Q. How does it currently use 4G? How will it use 5G? Can it aid your product?
A. Each year more and more of our clients' customers are using their mobile devices to communicate, whether that be with friends and family or businesses. Our service is connecting online consumers to in-store staff using HD live video; naturally, we're reliant on network coverage and speeds to provide the best possible service. Although 4G has been great, 5G will bring significant improvements in speed and video rendering quality; additionally 5G would mean we don't need to get onto, often locked down, corporate networks meaning we can deploy our service quicker on the instore installation side.
Q. How could it potentially allow new directions of expansion in the retail sector?
A. The disparity in conversion rates between online and in-store can be partially attributed to the one-dimensional nature of online shopping. Brands like HP are using our live one-way-video, two-way-audio technology to immerse online consumers and expand their digital offering. 5G's improved bandwidth will deliver higher resolution and reduced lag with almost instant connection capabilities, allowing us to roll out innovative features such as 180/360 streams, the ability for customers to purchase products directly from within the live Go Instore session - and more.
Q. What are your biggest concerns for Go Instore and its development?
A. 5G will allow companies to take the next step in consumer communication, evolving from traditional text bots to live video/audio chat. With that in mind, demand is likely to multiply, so we need to be in a position to take advantage of this and remain at the forefront of the omni-channel transformation.
Q. What do you want to see coming from 5G?

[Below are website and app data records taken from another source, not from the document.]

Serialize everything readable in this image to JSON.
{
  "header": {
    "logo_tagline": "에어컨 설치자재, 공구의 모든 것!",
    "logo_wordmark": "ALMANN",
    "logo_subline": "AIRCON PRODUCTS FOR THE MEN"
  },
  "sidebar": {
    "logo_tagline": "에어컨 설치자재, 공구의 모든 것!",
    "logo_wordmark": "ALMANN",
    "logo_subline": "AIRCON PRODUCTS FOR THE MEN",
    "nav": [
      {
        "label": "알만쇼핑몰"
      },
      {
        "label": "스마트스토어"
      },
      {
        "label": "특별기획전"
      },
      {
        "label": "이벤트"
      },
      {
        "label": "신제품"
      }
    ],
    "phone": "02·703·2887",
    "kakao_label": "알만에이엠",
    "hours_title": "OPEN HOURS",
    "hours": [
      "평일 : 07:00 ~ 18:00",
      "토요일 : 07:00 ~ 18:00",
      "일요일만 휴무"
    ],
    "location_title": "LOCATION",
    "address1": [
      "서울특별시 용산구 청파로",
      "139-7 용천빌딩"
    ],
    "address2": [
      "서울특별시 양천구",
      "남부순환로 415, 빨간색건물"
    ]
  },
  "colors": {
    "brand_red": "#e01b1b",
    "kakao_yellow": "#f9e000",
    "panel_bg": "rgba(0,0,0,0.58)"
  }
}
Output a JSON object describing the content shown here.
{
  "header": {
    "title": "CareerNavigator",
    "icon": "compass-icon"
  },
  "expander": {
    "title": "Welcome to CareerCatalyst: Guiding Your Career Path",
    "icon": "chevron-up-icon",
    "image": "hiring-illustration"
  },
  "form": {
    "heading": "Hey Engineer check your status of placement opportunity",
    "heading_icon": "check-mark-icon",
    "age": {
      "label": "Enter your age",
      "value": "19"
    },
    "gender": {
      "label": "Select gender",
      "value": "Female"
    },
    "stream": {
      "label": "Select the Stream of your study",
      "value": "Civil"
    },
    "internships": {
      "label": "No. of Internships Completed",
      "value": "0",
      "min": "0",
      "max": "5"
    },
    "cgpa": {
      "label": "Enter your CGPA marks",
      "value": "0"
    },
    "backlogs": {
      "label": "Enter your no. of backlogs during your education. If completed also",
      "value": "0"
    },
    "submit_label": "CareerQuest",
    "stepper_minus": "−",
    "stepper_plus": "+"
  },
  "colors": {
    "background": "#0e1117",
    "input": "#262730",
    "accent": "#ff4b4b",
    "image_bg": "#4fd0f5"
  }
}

A. Unlike modern cellular networks which focused on providing the best network coverage to popular cities, we'd like to see 5G rolled out to include as many locations as possible. We want to bring the most immersive retail experience to customers no matter where they are in the world, humanising relationships between brands and consumers; we're hoping 5G will help us deliver these experiences to people in rural areas who can't typically visit their favourite brand stores.